• **Task to complete**:
Select all lines holding the word "JSON" from the entries that follow.

• **Study material**:
--- START ---
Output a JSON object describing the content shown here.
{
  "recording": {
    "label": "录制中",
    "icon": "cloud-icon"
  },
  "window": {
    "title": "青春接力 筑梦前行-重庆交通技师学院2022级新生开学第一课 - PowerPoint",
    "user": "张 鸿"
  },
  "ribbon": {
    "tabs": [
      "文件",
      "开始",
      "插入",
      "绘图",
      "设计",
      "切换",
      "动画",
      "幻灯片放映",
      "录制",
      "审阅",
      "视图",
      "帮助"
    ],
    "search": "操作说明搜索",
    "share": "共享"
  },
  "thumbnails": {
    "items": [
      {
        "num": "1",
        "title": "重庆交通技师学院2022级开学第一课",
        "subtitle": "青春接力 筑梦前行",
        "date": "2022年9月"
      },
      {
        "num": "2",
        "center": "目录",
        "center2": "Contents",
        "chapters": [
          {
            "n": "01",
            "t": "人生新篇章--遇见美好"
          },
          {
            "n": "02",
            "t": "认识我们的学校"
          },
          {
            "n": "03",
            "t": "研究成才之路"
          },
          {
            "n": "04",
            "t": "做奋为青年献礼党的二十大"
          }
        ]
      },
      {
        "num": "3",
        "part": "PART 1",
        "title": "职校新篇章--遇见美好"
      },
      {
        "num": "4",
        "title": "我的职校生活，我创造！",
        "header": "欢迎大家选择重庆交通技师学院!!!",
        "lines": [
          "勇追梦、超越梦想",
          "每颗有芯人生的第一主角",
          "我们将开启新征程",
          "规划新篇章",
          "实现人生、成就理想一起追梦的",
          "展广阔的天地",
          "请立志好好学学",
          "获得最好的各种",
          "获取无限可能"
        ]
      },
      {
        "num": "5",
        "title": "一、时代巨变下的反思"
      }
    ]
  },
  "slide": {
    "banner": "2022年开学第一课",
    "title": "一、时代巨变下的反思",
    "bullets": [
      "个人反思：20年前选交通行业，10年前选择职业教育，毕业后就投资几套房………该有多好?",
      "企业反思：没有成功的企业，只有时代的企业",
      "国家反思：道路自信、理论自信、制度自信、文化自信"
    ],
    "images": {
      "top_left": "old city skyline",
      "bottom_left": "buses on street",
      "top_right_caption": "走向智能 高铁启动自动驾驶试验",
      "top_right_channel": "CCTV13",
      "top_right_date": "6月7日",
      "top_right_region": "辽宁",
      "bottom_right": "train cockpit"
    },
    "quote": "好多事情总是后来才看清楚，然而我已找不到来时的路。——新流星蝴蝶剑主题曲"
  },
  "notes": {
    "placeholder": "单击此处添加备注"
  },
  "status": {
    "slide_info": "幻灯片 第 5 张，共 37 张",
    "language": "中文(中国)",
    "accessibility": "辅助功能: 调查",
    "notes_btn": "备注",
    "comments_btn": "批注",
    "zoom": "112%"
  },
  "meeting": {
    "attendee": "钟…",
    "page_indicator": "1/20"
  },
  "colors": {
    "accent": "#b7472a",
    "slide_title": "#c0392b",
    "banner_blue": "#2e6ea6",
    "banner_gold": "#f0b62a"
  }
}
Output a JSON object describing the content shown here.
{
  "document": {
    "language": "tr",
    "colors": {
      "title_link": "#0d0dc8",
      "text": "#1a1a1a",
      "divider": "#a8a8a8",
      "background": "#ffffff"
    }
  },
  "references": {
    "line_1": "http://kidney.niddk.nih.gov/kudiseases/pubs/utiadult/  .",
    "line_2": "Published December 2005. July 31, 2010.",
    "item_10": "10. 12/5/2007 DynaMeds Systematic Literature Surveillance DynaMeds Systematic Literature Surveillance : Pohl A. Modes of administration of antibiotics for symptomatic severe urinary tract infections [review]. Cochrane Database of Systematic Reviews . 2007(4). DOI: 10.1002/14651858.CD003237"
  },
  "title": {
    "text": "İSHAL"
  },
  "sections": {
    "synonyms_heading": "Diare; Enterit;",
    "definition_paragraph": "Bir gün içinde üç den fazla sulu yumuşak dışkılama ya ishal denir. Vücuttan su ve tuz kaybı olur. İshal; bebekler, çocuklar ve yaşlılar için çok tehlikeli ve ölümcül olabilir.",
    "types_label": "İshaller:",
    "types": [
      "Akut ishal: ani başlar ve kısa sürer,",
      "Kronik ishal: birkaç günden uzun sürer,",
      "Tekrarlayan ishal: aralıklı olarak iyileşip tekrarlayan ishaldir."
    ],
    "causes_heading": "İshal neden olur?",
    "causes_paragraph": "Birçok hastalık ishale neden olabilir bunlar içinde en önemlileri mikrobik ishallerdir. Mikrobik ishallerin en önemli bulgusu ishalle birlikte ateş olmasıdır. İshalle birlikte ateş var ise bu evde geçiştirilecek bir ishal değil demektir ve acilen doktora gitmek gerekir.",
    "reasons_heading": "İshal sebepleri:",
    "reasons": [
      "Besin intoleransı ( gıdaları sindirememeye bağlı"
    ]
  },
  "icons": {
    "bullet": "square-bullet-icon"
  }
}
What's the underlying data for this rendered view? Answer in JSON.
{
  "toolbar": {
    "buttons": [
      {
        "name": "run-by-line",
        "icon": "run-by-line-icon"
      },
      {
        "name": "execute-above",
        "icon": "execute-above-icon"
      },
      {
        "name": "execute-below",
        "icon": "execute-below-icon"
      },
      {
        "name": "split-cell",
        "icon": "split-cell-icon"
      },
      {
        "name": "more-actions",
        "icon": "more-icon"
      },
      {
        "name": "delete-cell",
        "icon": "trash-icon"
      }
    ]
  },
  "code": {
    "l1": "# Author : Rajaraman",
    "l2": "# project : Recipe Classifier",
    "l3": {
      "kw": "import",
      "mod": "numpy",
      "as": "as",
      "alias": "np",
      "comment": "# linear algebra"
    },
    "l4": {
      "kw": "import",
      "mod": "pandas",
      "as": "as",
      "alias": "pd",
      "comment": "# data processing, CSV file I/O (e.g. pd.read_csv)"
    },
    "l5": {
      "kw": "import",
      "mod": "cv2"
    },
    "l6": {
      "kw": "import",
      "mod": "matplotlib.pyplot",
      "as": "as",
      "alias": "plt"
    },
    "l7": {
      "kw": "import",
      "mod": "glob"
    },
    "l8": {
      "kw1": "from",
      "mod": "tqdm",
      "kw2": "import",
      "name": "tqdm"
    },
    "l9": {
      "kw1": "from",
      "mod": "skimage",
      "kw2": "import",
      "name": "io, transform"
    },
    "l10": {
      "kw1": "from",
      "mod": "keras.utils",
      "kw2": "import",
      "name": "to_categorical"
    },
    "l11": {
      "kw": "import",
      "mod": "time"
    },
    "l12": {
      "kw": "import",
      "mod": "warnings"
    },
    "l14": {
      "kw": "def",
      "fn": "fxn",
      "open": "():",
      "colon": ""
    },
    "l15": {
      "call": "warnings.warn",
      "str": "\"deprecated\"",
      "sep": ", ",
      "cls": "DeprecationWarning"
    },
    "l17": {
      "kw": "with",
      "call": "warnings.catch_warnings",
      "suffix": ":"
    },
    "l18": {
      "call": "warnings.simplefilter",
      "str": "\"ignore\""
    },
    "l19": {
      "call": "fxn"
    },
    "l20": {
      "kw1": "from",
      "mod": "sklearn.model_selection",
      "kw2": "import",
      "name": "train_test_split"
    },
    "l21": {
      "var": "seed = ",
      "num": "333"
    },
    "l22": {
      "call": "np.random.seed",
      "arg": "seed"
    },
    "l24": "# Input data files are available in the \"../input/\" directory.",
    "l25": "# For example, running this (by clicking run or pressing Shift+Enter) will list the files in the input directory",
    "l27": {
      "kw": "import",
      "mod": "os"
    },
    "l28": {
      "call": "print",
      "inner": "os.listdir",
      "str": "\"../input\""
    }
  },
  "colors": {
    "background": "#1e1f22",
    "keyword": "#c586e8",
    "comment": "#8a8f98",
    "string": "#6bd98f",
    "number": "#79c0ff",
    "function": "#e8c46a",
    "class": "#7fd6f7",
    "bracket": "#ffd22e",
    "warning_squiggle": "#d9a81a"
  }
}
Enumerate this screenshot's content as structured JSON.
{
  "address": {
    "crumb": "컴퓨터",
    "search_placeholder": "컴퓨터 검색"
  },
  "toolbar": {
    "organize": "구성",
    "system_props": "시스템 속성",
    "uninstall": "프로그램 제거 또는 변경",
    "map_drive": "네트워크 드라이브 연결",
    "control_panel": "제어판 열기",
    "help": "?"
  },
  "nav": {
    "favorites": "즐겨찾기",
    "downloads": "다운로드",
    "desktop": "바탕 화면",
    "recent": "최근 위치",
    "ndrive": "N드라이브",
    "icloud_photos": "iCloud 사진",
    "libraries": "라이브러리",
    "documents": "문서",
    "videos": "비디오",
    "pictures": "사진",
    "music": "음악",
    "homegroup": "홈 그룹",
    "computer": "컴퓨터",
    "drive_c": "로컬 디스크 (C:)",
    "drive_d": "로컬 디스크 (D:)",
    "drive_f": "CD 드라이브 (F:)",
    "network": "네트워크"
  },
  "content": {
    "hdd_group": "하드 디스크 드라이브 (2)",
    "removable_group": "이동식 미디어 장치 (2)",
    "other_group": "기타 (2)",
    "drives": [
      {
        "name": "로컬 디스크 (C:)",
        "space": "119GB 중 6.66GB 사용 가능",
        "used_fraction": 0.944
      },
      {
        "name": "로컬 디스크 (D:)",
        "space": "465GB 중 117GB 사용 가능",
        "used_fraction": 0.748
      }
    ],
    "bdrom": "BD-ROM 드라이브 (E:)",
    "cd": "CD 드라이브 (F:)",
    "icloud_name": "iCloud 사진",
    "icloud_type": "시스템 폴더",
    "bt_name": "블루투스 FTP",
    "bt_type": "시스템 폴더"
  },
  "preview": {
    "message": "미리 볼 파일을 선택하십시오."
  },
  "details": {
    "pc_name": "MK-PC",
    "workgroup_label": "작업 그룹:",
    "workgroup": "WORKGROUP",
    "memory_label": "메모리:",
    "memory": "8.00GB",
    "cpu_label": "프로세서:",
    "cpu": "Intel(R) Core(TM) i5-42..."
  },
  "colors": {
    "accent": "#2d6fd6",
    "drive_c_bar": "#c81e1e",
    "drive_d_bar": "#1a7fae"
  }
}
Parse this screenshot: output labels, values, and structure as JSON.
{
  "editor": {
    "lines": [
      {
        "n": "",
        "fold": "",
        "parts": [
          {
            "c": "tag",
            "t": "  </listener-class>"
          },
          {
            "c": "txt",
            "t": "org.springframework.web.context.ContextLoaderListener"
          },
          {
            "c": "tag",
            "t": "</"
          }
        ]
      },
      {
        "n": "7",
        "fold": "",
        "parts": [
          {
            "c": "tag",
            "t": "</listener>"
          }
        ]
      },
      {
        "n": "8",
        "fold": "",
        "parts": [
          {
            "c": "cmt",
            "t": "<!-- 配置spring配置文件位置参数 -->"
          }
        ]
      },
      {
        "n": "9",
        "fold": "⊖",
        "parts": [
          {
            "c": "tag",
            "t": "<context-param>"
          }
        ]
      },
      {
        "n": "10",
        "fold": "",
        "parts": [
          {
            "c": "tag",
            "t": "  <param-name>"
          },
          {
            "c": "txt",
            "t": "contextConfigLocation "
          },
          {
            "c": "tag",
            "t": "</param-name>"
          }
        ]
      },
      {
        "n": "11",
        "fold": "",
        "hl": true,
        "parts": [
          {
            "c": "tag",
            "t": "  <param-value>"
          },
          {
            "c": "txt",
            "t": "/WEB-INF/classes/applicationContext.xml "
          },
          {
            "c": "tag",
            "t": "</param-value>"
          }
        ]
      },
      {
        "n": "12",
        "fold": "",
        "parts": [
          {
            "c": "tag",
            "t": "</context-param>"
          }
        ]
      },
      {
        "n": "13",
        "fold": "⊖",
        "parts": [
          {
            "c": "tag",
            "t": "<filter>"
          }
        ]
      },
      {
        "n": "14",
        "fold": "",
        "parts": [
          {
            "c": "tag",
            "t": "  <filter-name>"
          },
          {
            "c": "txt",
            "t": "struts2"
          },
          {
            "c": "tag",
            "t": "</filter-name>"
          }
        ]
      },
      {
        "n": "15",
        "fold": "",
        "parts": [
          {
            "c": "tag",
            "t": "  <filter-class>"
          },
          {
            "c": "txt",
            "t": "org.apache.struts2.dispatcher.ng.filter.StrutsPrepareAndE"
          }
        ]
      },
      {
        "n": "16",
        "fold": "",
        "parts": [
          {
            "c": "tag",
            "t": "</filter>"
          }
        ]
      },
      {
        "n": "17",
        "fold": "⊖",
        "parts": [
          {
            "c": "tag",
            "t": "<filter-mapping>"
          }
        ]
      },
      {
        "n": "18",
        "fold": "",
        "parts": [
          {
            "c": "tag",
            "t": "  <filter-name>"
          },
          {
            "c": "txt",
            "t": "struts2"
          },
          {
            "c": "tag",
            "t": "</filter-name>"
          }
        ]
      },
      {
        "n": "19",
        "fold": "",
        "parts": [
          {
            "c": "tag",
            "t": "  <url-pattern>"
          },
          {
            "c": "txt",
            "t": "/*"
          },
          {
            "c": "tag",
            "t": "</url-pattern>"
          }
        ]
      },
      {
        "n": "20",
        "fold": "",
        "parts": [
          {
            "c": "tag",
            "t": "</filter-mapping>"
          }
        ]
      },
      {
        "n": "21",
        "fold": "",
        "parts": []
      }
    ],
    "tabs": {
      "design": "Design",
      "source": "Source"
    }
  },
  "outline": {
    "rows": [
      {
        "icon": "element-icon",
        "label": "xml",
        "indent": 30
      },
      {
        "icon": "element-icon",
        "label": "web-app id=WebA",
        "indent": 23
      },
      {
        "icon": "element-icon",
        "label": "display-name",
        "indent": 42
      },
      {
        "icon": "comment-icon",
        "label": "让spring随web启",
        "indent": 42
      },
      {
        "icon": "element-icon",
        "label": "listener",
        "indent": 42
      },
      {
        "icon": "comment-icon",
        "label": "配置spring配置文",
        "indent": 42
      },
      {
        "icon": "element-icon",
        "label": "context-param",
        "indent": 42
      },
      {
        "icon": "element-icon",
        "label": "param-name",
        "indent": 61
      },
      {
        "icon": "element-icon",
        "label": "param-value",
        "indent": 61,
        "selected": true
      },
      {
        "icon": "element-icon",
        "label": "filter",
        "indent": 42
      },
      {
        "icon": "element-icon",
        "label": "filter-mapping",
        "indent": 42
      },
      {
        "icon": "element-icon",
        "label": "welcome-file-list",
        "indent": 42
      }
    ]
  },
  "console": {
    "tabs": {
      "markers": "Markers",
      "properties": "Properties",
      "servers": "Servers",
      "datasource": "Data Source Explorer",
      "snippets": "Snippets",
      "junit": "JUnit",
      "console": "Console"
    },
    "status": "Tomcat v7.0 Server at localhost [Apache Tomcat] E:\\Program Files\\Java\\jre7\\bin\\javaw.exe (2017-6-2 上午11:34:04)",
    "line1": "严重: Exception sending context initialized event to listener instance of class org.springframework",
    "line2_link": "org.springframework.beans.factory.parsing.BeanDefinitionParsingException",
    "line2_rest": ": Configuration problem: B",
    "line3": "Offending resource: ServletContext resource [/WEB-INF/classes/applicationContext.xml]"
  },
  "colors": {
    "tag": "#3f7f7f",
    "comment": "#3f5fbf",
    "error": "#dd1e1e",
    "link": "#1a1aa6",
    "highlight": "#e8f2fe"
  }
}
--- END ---
• **Output for this exercise**:
Output a JSON object describing the content shown here.
Output a JSON object describing the content shown here.
What's the underlying data for this rendered view? Answer in JSON.
Enumerate this screenshot's content as structured JSON.
Parse this screenshot: output labels, values, and structure as JSON.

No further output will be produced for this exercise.